## [Task instructions]
Set out the records again, keeping every word as it is.

## [The data]
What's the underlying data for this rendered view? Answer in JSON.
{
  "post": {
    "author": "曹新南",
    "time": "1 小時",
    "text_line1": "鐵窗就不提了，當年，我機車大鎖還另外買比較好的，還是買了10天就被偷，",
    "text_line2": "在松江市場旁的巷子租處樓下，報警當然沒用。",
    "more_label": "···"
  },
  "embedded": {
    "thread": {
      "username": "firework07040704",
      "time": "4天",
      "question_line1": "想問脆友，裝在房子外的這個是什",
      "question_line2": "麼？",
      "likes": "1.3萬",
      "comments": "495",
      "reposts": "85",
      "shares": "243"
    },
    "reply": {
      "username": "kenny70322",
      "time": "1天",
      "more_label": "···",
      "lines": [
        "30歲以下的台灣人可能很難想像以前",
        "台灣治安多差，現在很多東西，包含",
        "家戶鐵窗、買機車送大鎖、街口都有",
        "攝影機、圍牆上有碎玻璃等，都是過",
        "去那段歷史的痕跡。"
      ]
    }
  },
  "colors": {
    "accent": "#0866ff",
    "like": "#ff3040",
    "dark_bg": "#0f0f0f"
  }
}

## [Exercise response]
What's the underlying data for this rendered view? Answer in JSON.
{
  "post": {
    "author": "曹新南",
    "time": "1 小時",
    "text_line1": "鐵窗就不提了，當年，我機車大鎖還另外買比較好的，還是買了10天就被偷，",
    "text_line2": "在松江市場旁的巷子租處樓下，報警當然沒用。",
    "more_label": "···"
  },
  "embedded": {
    "thread": {
      "username": "firework07040704",
      "time": "4天",
      "question_line1": "想問脆友，裝在房子外的這個是什",
      "question_line2": "麼？",
      "likes": "1.3萬",
      "comments": "495",
      "reposts": "85",
      "shares": "243"
    },
    "reply": {
      "username": "kenny70322",
      "time": "1天",
      "more_label": "···",
      "lines": [
        "30歲以下的台灣人可能很難想像以前",
        "台灣治安多差，現在很多東西，包含",
        "家戶鐵窗、買機車送大鎖、街口都有",
        "攝影機、圍牆上有碎玻璃等，都是過",
        "去那段歷史的痕跡。"
      ]
    }
  },
  "colors": {
    "accent": "#0866ff",
    "like": "#ff3040",
    "dark_bg": "#0f0f0f"
  }
}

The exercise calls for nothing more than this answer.